       There were more male than female clients with a ratio of 9:1, with a mean age of 29 years old. The youngest center client was a 7 year old while the eldest was a 69 year old. The highest percentage belonged to age groups of 30 to 34 years old and 40 and above with 499 or 18.18%

       More than half of the center clients were single (52.64%) followed by married (28.31%), 11.62% had live in partners and 5.83% were separated prior to rehabilitation.
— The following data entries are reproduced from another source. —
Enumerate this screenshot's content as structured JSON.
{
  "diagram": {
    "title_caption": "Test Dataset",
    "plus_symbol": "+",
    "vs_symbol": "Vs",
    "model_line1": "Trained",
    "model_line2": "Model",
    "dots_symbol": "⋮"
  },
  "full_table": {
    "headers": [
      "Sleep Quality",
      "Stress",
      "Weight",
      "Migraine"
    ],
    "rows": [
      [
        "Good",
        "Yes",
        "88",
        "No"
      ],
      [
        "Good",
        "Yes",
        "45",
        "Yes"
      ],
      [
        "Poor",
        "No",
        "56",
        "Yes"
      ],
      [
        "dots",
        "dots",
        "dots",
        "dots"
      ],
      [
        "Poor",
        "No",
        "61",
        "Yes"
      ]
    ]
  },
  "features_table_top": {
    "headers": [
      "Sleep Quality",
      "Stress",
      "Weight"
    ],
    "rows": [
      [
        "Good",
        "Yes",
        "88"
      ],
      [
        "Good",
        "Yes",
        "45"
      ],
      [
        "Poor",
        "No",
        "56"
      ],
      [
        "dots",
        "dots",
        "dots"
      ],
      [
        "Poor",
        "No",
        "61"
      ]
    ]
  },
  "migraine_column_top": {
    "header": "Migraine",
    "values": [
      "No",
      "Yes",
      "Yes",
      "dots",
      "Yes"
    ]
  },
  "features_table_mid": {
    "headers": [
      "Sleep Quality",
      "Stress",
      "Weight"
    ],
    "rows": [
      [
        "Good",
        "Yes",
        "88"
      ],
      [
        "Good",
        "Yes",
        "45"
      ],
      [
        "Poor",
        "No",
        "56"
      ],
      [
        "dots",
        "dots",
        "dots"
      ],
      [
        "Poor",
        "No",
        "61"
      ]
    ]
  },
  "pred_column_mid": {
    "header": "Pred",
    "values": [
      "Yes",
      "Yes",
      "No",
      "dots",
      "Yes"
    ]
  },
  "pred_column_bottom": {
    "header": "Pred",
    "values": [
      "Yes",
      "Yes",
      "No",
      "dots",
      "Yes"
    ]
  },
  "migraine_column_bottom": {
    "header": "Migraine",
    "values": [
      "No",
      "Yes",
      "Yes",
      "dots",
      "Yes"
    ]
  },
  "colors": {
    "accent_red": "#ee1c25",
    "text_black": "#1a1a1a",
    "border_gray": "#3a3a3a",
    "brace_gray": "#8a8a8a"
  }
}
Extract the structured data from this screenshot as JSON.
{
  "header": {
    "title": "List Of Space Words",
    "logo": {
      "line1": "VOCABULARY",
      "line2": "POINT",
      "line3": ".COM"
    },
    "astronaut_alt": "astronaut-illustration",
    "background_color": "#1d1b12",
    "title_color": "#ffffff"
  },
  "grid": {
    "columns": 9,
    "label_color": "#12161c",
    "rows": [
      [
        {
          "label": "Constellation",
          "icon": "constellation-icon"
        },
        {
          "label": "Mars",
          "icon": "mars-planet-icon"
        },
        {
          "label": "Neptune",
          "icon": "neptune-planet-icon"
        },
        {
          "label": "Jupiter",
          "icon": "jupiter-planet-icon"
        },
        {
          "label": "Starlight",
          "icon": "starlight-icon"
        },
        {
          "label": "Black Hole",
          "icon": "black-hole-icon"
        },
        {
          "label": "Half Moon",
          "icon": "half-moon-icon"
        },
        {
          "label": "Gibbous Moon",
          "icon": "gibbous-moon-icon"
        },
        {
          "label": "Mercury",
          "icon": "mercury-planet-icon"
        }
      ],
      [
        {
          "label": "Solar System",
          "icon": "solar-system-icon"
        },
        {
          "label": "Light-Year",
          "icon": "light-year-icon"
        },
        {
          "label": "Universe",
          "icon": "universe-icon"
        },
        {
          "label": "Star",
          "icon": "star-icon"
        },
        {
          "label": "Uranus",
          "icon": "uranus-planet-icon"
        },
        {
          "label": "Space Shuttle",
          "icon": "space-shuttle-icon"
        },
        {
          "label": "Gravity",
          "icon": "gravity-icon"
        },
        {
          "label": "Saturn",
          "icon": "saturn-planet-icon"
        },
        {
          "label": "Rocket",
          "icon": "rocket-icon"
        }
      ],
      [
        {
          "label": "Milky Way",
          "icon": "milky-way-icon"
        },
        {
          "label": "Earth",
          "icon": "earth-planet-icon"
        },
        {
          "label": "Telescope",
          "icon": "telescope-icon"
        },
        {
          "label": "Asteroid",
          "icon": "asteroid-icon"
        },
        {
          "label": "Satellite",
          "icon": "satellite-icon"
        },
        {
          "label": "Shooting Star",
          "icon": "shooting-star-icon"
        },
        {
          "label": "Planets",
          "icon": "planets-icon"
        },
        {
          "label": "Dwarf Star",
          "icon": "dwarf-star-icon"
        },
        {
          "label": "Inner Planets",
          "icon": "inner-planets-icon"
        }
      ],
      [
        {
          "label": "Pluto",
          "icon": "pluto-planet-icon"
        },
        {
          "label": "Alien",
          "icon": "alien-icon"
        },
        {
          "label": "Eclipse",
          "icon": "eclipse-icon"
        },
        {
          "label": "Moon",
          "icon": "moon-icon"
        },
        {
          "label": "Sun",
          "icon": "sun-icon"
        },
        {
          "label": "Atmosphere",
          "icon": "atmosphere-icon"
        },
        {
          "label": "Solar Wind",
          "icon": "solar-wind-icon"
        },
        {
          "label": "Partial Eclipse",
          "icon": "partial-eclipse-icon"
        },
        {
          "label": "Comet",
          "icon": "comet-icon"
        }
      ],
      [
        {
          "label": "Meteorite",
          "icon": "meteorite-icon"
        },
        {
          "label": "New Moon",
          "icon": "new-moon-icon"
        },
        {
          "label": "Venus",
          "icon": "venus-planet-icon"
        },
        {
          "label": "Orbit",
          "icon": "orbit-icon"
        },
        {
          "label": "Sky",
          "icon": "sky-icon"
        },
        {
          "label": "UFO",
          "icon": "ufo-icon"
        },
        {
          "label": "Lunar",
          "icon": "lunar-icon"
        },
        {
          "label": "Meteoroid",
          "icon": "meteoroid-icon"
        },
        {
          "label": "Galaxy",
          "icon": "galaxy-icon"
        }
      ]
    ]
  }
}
       As for educational attainment, 739 or 26.92% have reached high school level while 811 or 29.54% were able to reach college level.
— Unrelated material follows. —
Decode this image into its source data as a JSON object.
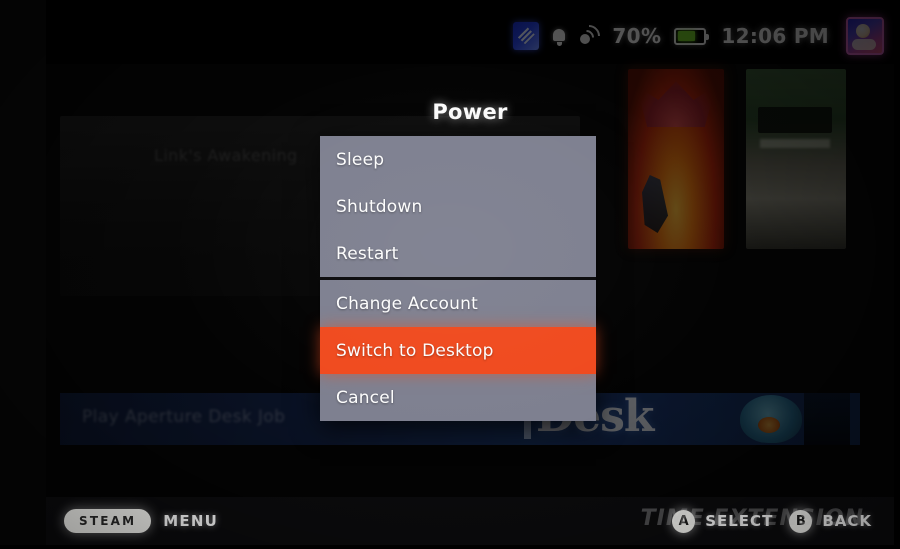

       With regard to the status of employment, 33.73% were unemployed and 18.47% were either skilled or unskilled workers prior to their stay in the centers. Their average monthly family income is Php 17,545.14.
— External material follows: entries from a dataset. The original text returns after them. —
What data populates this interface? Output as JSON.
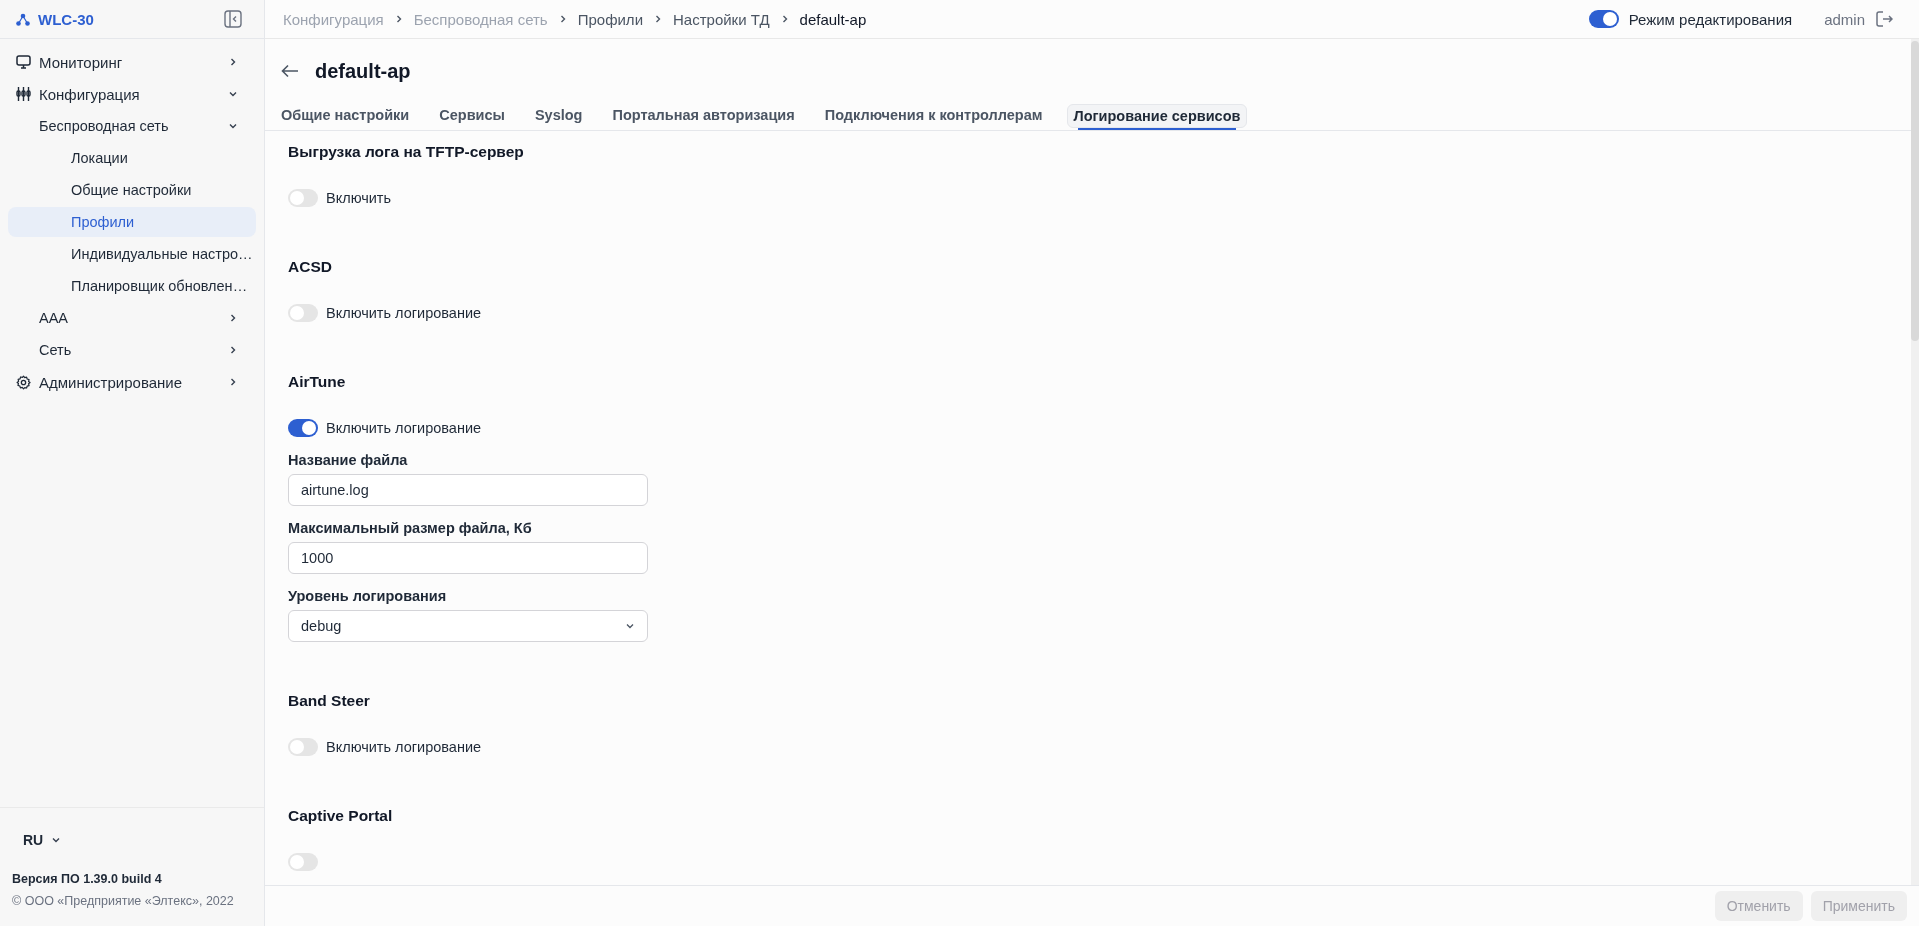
{
  "sidebar": {
    "brand": "WLC-30",
    "items": [
      {
        "label": "Мониторинг",
        "expanded": false,
        "selected": false
      },
      {
        "label": "Конфигурация",
        "expanded": true,
        "selected": false,
        "children": [
          {
            "label": "Беспроводная сеть",
            "expanded": true,
            "selected": false,
            "children": [
              {
                "label": "Локации",
                "selected": false
              },
              {
                "label": "Общие настройки",
                "selected": false
              },
              {
                "label": "Профили",
                "selected": true
              },
              {
                "label": "Индивидуальные настро…",
                "selected": false
              },
              {
                "label": "Планировщик обновлен…",
                "selected": false
              }
            ]
          },
          {
            "label": "AAA",
            "expanded": false,
            "selected": false
          },
          {
            "label": "Сеть",
            "expanded": false,
            "selected": false
          }
        ]
      },
      {
        "label": "Администрирование",
        "expanded": false,
        "selected": false
      }
    ],
    "language": "RU",
    "version": "Версия ПО 1.39.0 build 4",
    "copyright": "© ООО «Предприятие «Элтекс», 2022"
  },
  "breadcrumbs": [
    {
      "label": "Конфигурация",
      "current": false,
      "muted": true
    },
    {
      "label": "Беспроводная сеть",
      "current": false,
      "muted": true
    },
    {
      "label": "Профили",
      "current": false,
      "muted": false
    },
    {
      "label": "Настройки ТД",
      "current": false,
      "muted": false
    },
    {
      "label": "default-ap",
      "current": true,
      "muted": false
    }
  ],
  "edit_mode": {
    "label": "Режим редактирования",
    "on": true
  },
  "user": "admin",
  "title": "default-ap",
  "tabs": [
    {
      "label": "Общие настройки",
      "selected": false
    },
    {
      "label": "Сервисы",
      "selected": false
    },
    {
      "label": "Syslog",
      "selected": false
    },
    {
      "label": "Портальная авторизация",
      "selected": false
    },
    {
      "label": "Подключения к контроллерам",
      "selected": false
    },
    {
      "label": "Логирование сервисов",
      "selected": true
    }
  ],
  "sections": [
    {
      "title": "Выгрузка лога на TFTP-сервер",
      "toggle": {
        "label": "Включить",
        "on": false
      }
    },
    {
      "title": "ACSD",
      "toggle": {
        "label": "Включить логирование",
        "on": false
      }
    },
    {
      "title": "AirTune",
      "toggle": {
        "label": "Включить логирование",
        "on": true
      },
      "fields": [
        {
          "kind": "text",
          "label": "Название файла",
          "value": "airtune.log"
        },
        {
          "kind": "text",
          "label": "Максимальный размер файла, Кб",
          "value": "1000"
        },
        {
          "kind": "select",
          "label": "Уровень логирования",
          "value": "debug"
        }
      ]
    },
    {
      "title": "Band Steer",
      "toggle": {
        "label": "Включить логирование",
        "on": false
      }
    },
    {
      "title": "Captive Portal",
      "toggle": {
        "on": false
      }
    }
  ],
  "footer": {
    "buttons": [
      {
        "label": "Отменить",
        "disabled": true
      },
      {
        "label": "Применить",
        "disabled": true
      }
    ]
  }
}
REPORTED CASES BY GENDER
(Facility Based)*
CY 2010

                                                   MALE             FEMALE     GRAND TOTAL
TYPE OF ADMISSION No. % No. % No. %
NEW ADMISSIONS 1,798 65.50 223 8.12 2,021 73.62
RE-ADMISSIONS 457 16.65 29 1.06 486 17.70
OUT-PATIENT 209 7.61 29 1.06 238 8.67
TOTAL 2,464 89.76 281 10.24 2,745 100.00

* Total Reported Cases from Residential and Out-Patient Facilities

DRUG ABUSE TREND: 2010 ANALYSIS

       For the year 2010, thirty-nine (39) residential treatment and three (3) outpatient facilities contributed data to the Integrated Drug Abuse Data and Information Network (IDADIN). These facilities reported a total 2,745 cases. Of this number, 73.62% or 2,021 were new admission, 17.70% or 486 were relapse cases and 8.67% or 238 were referrals from outpatient facilities.

       A 7.29% decrease was recorded from previous year. The decline may be due to the following reasons: people cannot afford the cost of treatment as most of the clients belong to the low income group; and the stereotype “denial syndrome” common among drug dependents, where they insist that they are in control of their drug-taking behavior and that any form of treatment. On the other hand, the intensified operations conducted by the law enforcement against pushers and drug traffickers may have contributed to the decline.

MOST COMMONLY USED/ABUSED DRUGS/SUBSTANCES
(Facility Based)*
CY 2010

DRUGS USED / ABUSED NEW ADMISSION RE-ADMISSION OUT-PATIENT GRAND TOTAL % based on the total number of responses (3,463) % based on the total number of admissions (2,745)
1. Methamphetamine Hydrochloride(Shabu) 1,354 423 152 1,929 55.70 70.27
2. Cannabis (Marijuana) 777 161 126 1,064 30.72 38.76
3. Inhalants (Contact Cement, Adhesive) 123 9 13 145 4.19 5.28
4. Benzodiazepines (Diazepam) 58 34 1 93 2.69 3.39
5. Cocaine 36 16 1 53 1.53 1.93
6. Cough / Cold Preparations 42 10   52 1.50 1.89
7. Nalbuphine Hydrochloride 41 8   49 1.41 1.79
MDMA (Ecstasy) 36 13   49 1.41 1.79
8. Solvent 7   1 8 0.23 0.29
9. Ketamine 4     4 0.12 0.15

* Total Reported Cases from Residential and Out-Patient Facilities


       Methamphetamine Hydrochloride commonly known as “shabu”, is still the most abused substance with reports of 1,929 cases, followed by Cannabis or Marijuana with 1,064 cases. Abuse of Contact Cement and other inhalants with 145 cases was also noted. The nature of drug taking remained to be poly-drug use The routes of administration are inhalation or sniffing and oral ingestion.